Moscato is Italian for muscat, a wine grape variety notable for its strong perfume and long history. Scholars consider it the oldest known grape used for winemaking; the Greeks and Romans of the ancient Mediterranean almost certainly cultivated it. These days, in Italy’s Piedmont region, the finest, ripest moscato grapes become moscato d’Asti–a sweet, lightly sparkling white wine with an ABV of 5.5%. Moscato d’Asti is typically golden yellow and retains much of its namesake grape’s fruity qualities and intoxicating fragrance. Its low alcohol content, marked residual sugar, and subtle fizz make it an excellent session wine on warm days. It is also appropriate after dinner for or with dessert.
Lambrusco, an effervescent red wine from Italy’s Emilia region, has a bad rap. That’s mostly due to the offensively sweet, mass-produced examples that flooded the U.S. market in the 1970s and 80s. But now it’s now easier than ever to come by carefully made lambruscos of merit.
Lambrusco is available dry (ecco), off-dry (amabile), or sweet (dolce). It can be brightly acidic and rich with red fruit, earth, funk, musk, and tannins. And in many cases, ecco and amabile versions make good food wines. Pair them with pizza or the rich pasta, cheeses, and cured meats of northern Italy.

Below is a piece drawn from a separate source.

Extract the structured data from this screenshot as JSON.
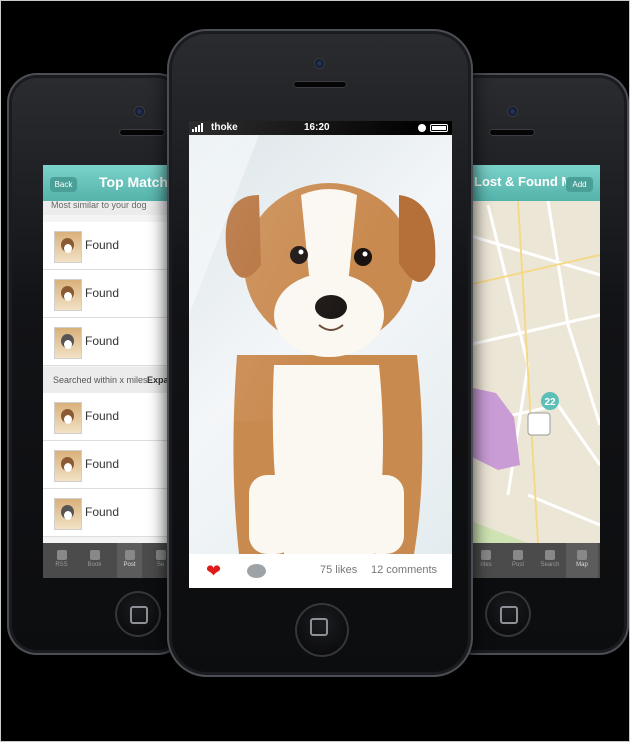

As for the sparkle, small production lambrusco may be made according to the méthode ancestrale described above, which is cause for much of their charm and nuance. Bulk lambrusco is generally carbonated more quickly and cheaply using the Charmat method, but can still be quite pleasing.